In both those cases, the governor is from the same party as the Senator for whom he'd be appointing a replacement. In the following cases, the governor and Senator are from opposing parties -- which means these appointments would change the partisan balance in the Senate:
The third debate between Biden and Trump included new rules by the Commission on Presidential Debates to mute the microphones.
When one candidate is initially asked a question, the microphone of the opposing candidate is muted for two minutes, to allow an uninterrupted response.
This new rule responds to the first debate's constant speaking over each other (most of which did NOT occur during the "uninterrupted response" time).
The debate took place at Belmont University, in Nashville TN. The moderator, Kristen Welker of NBC, chose six topics:
Race in America
Leadership (which becamse the question, "What will say on inauguration day to those who voted against you?")
The Trump campaign requested a focus on foreign policy (which came up a few times, but not as a formal question)
OnTheIssues predictions for 35 Senate races: Democratic takeover, but not on Election Day!
The partisan balance in the United States Senate currently stands at 53 Republicans to 47 Democrats.
We predict a 3-round takeover of the Senate by the Democratic Party - round one on Nov. 3 (tie 50-50); round 2 around Nov. 10 (partisan split 52-48 in favor of the Dems); and round 3 on Jan. 5 (final partisan split 53-47, in the opposite direction from 2020).
We predict a net gain on Election Day of 3 seats for the Democrats, yielding a 50-50 partisan split.
Surprises might come in the following additional five races, which are too-close-to-call: AK, IA, KS, NC, SC

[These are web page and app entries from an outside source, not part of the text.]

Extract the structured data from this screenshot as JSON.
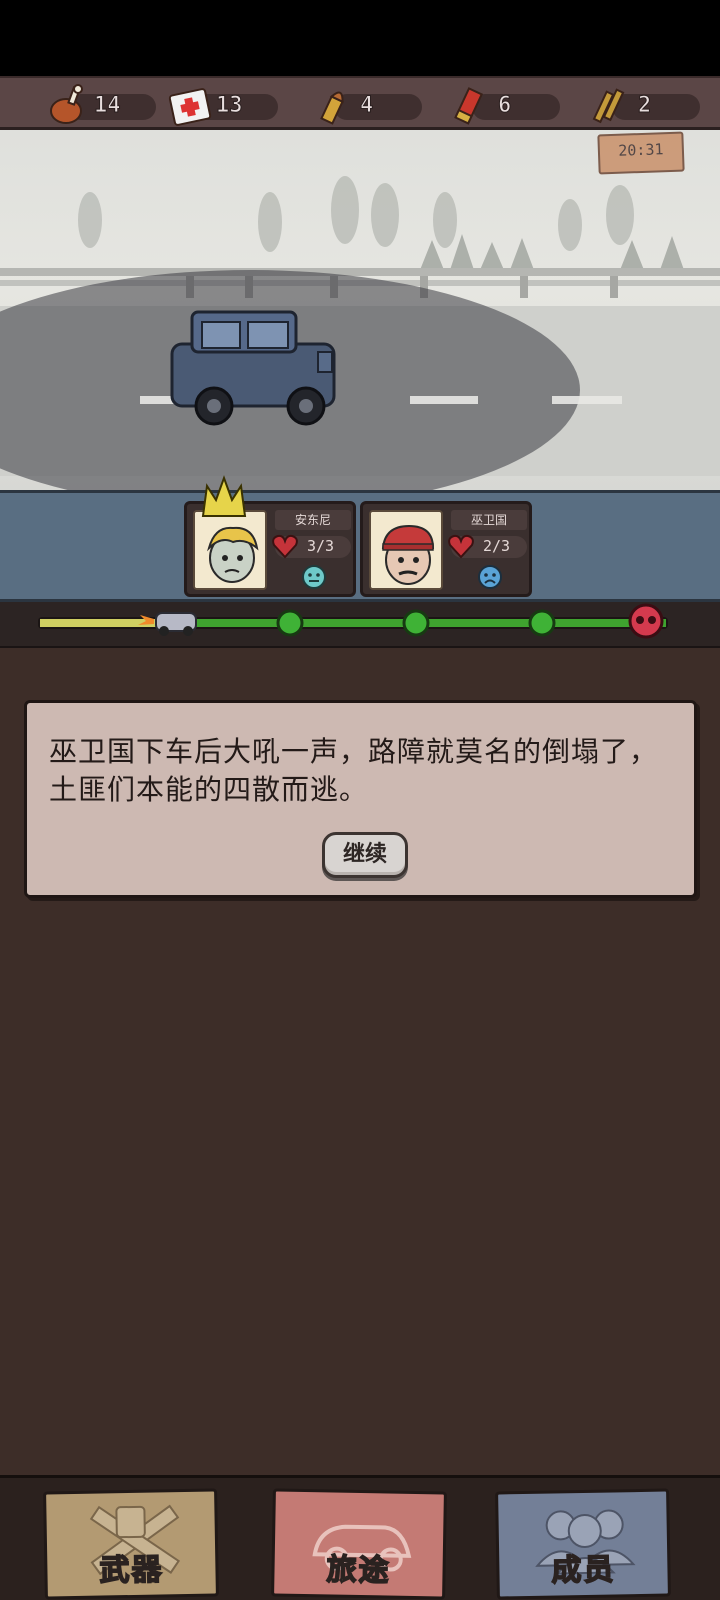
{
  "resources": [
    {
      "icon": "meat-icon",
      "value": "14"
    },
    {
      "icon": "medkit-icon",
      "value": "13"
    },
    {
      "icon": "pistol-bullet-icon",
      "value": "4"
    },
    {
      "icon": "shotgun-shell-icon",
      "value": "6"
    },
    {
      "icon": "rifle-ammo-icon",
      "value": "2"
    }
  ],
  "clock": "20:31",
  "party": [
    {
      "name": "安东尼",
      "hp": "3/3",
      "mood": "neutral",
      "leader": true,
      "portrait_icon": "blond-survivor-portrait"
    },
    {
      "name": "巫卫国",
      "hp": "2/3",
      "mood": "sad",
      "leader": false,
      "portrait_icon": "red-cap-survivor-portrait"
    }
  ],
  "journey": {
    "progress": 0.2,
    "checkpoints": 3,
    "end_icon": "skull-icon"
  },
  "dialog": {
    "message": "巫卫国下车后大吼一声，路障就莫名的倒塌了，土匪们本能的四散而逃。",
    "continue_label": "继续"
  },
  "nav": [
    {
      "label": "武器",
      "icon": "weapons-icon",
      "color": "#b39a72"
    },
    {
      "label": "旅途",
      "icon": "car-icon",
      "color": "#c47a74"
    },
    {
      "label": "成员",
      "icon": "members-icon",
      "color": "#737f97"
    }
  ]
}
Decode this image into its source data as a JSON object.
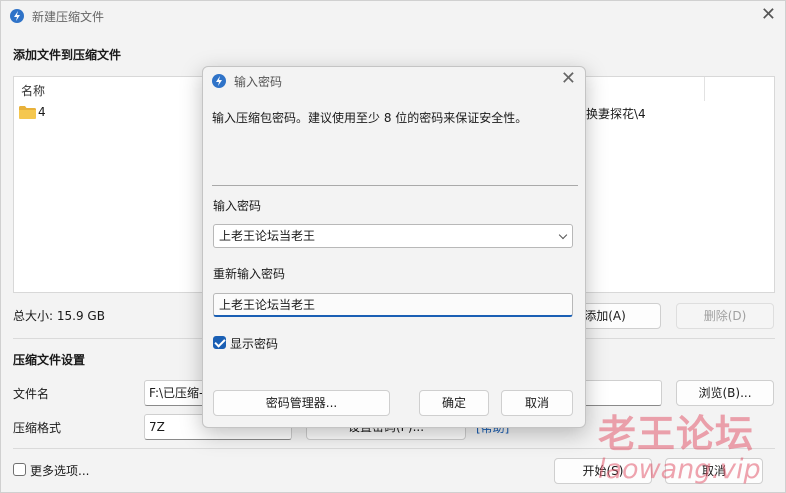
{
  "window": {
    "title": "新建压缩文件",
    "section_add": "添加文件到压缩文件",
    "list": {
      "column_name": "名称",
      "item_name": "4",
      "item_path": "换妻探花\\4"
    },
    "total_size": "总大小: 15.9 GB",
    "add_button": "添加(A)",
    "delete_button": "删除(D)",
    "settings_header": "压缩文件设置",
    "filename_label": "文件名",
    "filename_value": "F:\\已压缩-",
    "browse_button": "浏览(B)...",
    "format_label": "压缩格式",
    "format_value": "7Z",
    "partial_button": "设置密码(P)...",
    "partial_link": "[帮助]",
    "more_options": "更多选项...",
    "start_button": "开始(S)",
    "cancel_button": "取消"
  },
  "dialog": {
    "title": "输入密码",
    "description": "输入压缩包密码。建议使用至少 8 位的密码来保证安全性。",
    "password_label": "输入密码",
    "password_value": "上老王论坛当老王",
    "repeat_label": "重新输入密码",
    "repeat_value": "上老王论坛当老王",
    "show_password": "显示密码",
    "show_password_checked": true,
    "manager_button": "密码管理器...",
    "ok_button": "确定",
    "cancel_button": "取消"
  },
  "watermark": {
    "line1": "老王论坛",
    "line2": "laowang.vip"
  },
  "colors": {
    "accent": "#1a5fb4",
    "app_icon": "#2f73c8",
    "watermark": "#e25a6e"
  }
}
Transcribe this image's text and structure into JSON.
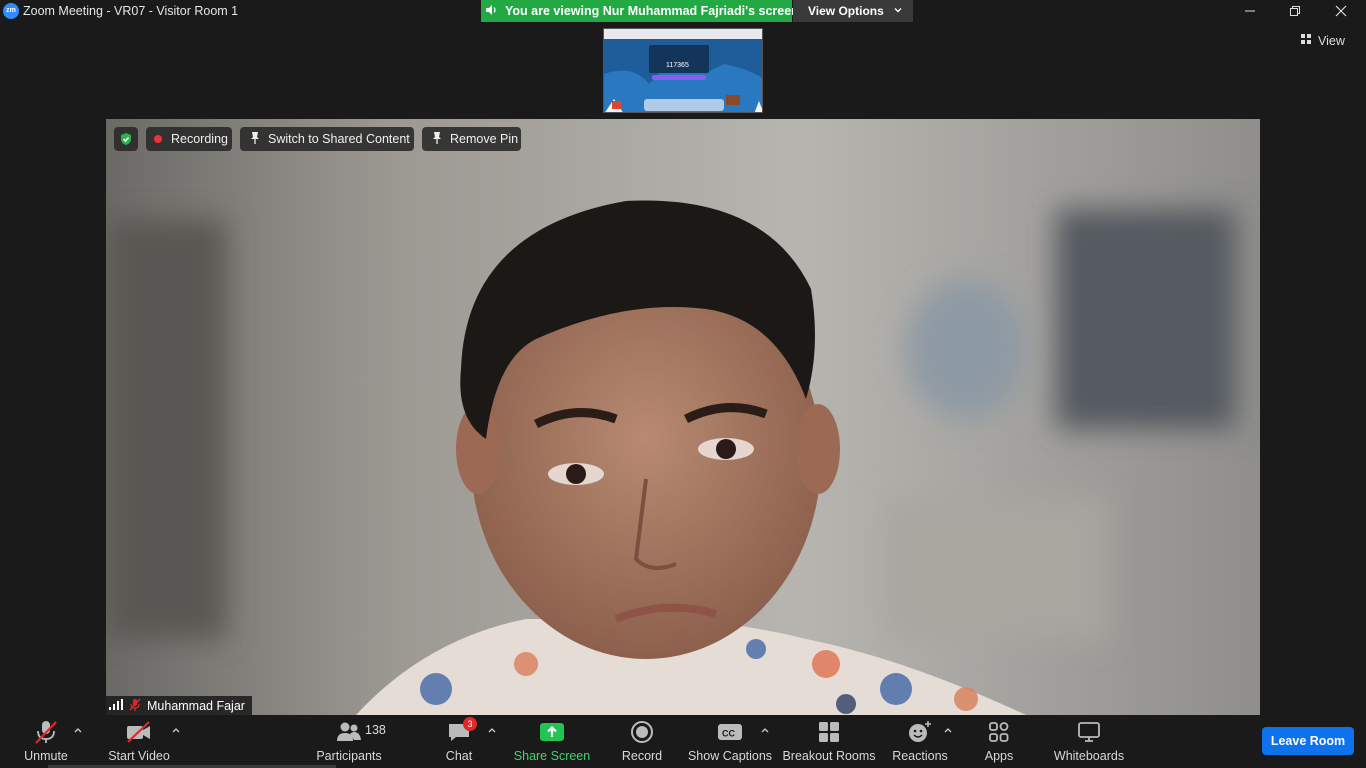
{
  "window": {
    "logo_text": "zm",
    "title": "Zoom Meeting - VR07 - Visitor Room 1",
    "controls": [
      "minimize-icon",
      "restore-icon",
      "close-icon"
    ]
  },
  "share_banner": {
    "text": "You are viewing Nur Muhammad Fajriadi's screen",
    "view_options_label": "View Options",
    "color": "#23a944"
  },
  "shared_thumbnail": {
    "meeting_code": "117365"
  },
  "view_button": {
    "label": "View"
  },
  "video_controls": {
    "recording_label": "Recording",
    "switch_label": "Switch to Shared Content",
    "remove_pin_label": "Remove Pin"
  },
  "participant": {
    "name": "Muhammad Fajar",
    "muted": true
  },
  "toolbar": {
    "unmute": "Unmute",
    "start_video": "Start Video",
    "participants": "Participants",
    "participants_count": "138",
    "chat": "Chat",
    "chat_badge": "3",
    "share_screen": "Share Screen",
    "record": "Record",
    "show_captions": "Show Captions",
    "breakout_rooms": "Breakout Rooms",
    "reactions": "Reactions",
    "apps": "Apps",
    "whiteboards": "Whiteboards",
    "leave": "Leave Room"
  },
  "colors": {
    "accent_green": "#23a944",
    "leave_blue": "#0e72ed",
    "mute_red": "#e02828"
  }
}
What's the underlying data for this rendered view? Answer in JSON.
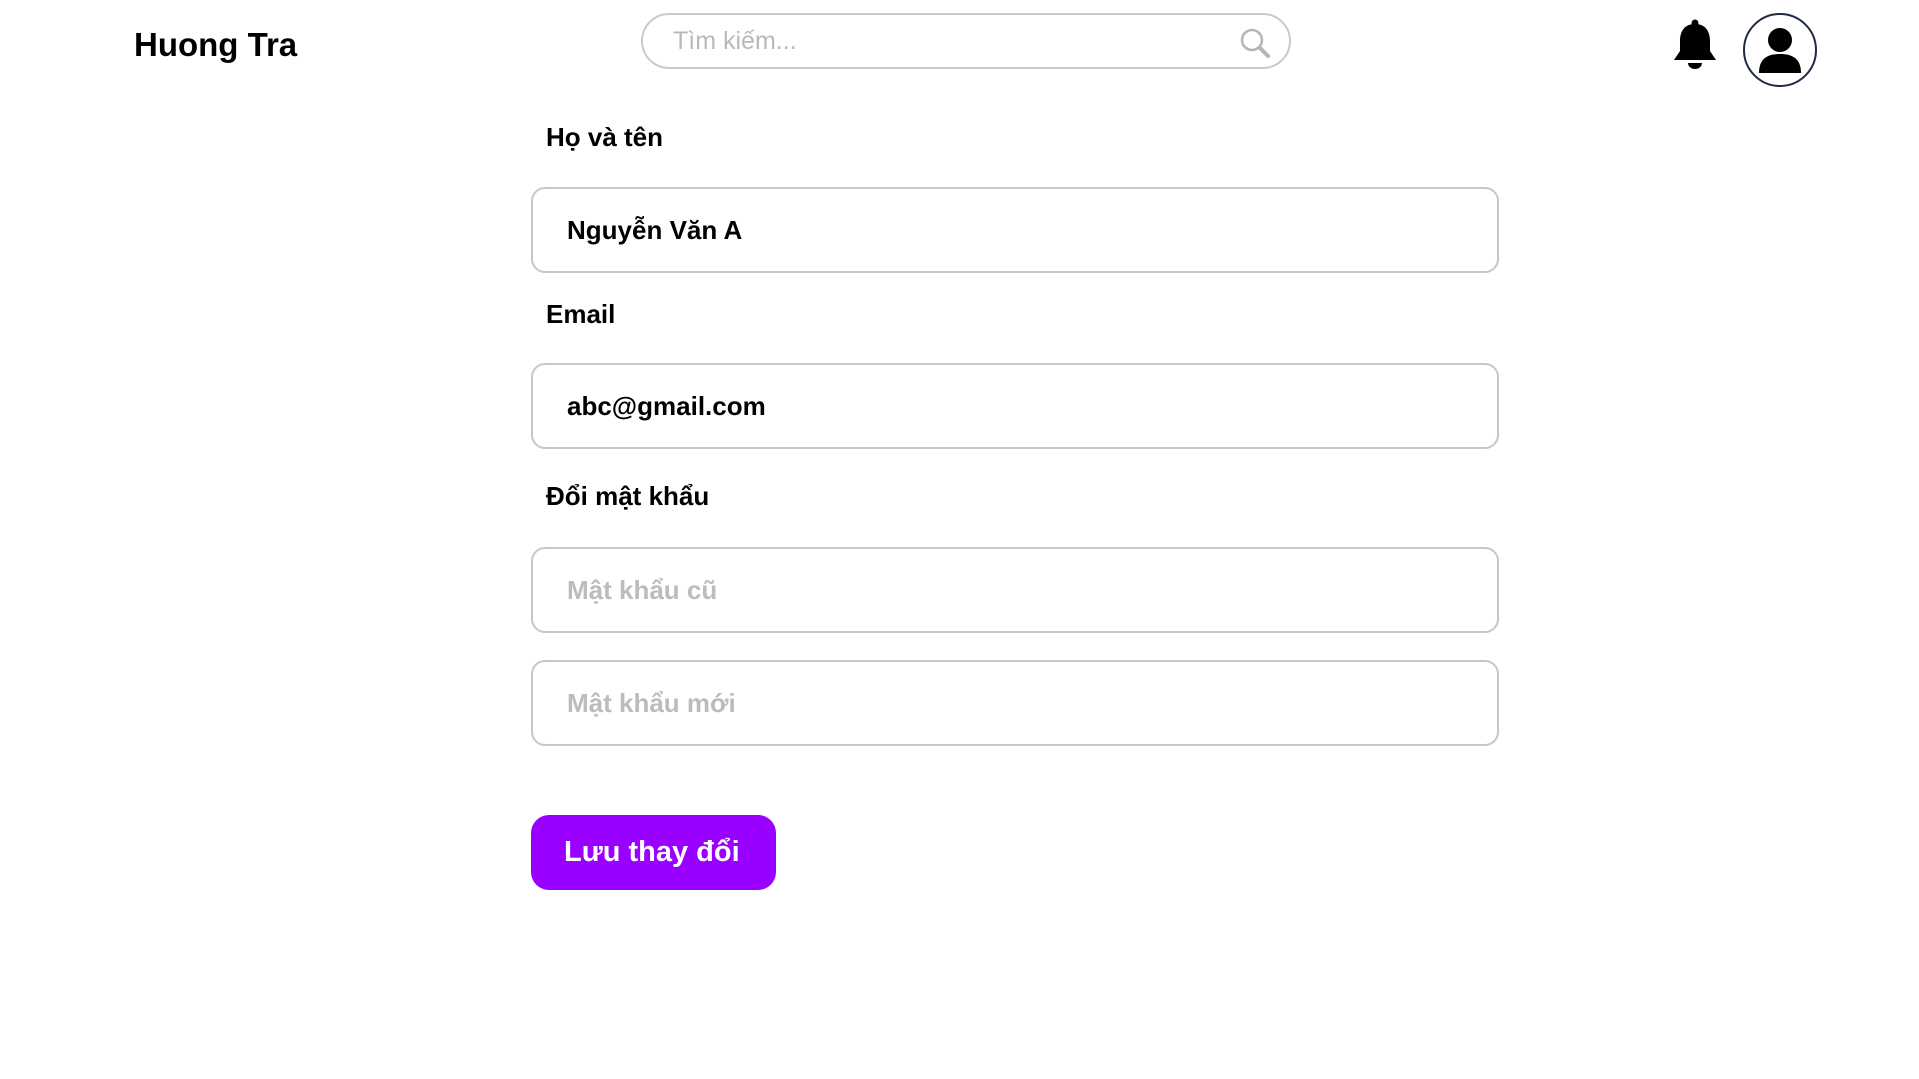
{
  "header": {
    "brand": "Huong Tra",
    "search_placeholder": "Tìm kiếm...",
    "icons": {
      "search": "search-icon",
      "notifications": "bell-icon",
      "profile": "user-avatar-icon"
    }
  },
  "form": {
    "fullname": {
      "label": "Họ và tên",
      "value": "Nguyễn Văn A"
    },
    "email": {
      "label": "Email",
      "value": "abc@gmail.com"
    },
    "password": {
      "label": "Đổi mật khẩu",
      "old_placeholder": "Mật khẩu cũ",
      "new_placeholder": "Mật khẩu mới"
    },
    "save_label": "Lưu thay đổi"
  },
  "colors": {
    "accent": "#9900ff",
    "field_border": "#c7c7c7",
    "placeholder": "#bcbcbc",
    "avatar_border": "#1f2a44"
  }
}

All five of the too-close-to-call races have Republican incumbents--the surprise would mean that the Democrats gain a majority of the Senate. We predict no surprise victory declarations on Election Day....
HOWEVER, the pandemic will cause slow election counting, and hence we predict that these five races will all take several days to decide the winner. We predict that TWO of the too-close-to-call races will result in a Democratic takeover, and hence a safe majority for the Democrats in the 2021 Senate, but not until aound Nov. 9th or Nov. 10th, and hence "all eyes on the Carolinas."
HOWEVER, we also predict that the Georgia "GA-2" Special Senate Election AND the regular "GA-6" Senate election will not be decided until a runoff on January 5. The Nov. 3 election is a "jungle primary" in which we predict no candidate will exceed 50%, so it'll be "all eyes on Georgia" for two months.
We predict a Democratic victory in ONE of these two seats (both have Republican incumbents now), because the people of Georgia will be influenced by the opportunity to have their Senator in the majority party.
Note that the Arizona race is also a special election; we predict that the Democrat will win, and will be seated for the lame-duck session of Congress. That would also apply to the Georgia special election, but we predict "no winner" until after the lame-duck session ends.
Note that the Lousiana race is also a "jungle primary", but we predict a clean Republican victory and hence no later runoff race, as we predict in Georgia.
The second debate between Biden and Trump was cancelled because the two sides could not agree on virus protective conditions after President Trump exited Walter Reed hospital for a coronavirus infection. Accordingly:
Vice President Biden participated in a Town Hall on ABC in Philadelphia, moderated by George Stephanopoulos.
President Trump participated in a Town Hall on NBC in Miami, moderated by Savannah Guthrie.
The "Dueling Town Halls" took place at the same time, on opposite TV networks.
When the two candidates addressed the same topic, we excerpted as if the two candidates were on the same stage, responding
The first debate was moderated by Fox News' Chris Wallace, on Sept. 29, at Case Western Reserve University and Cleveland Clinic in Cleveland. Wallace selected the following topics for the first debate:
The Trump and Biden Records
The Supreme Court (and the nomination of Amy Coney Barrett)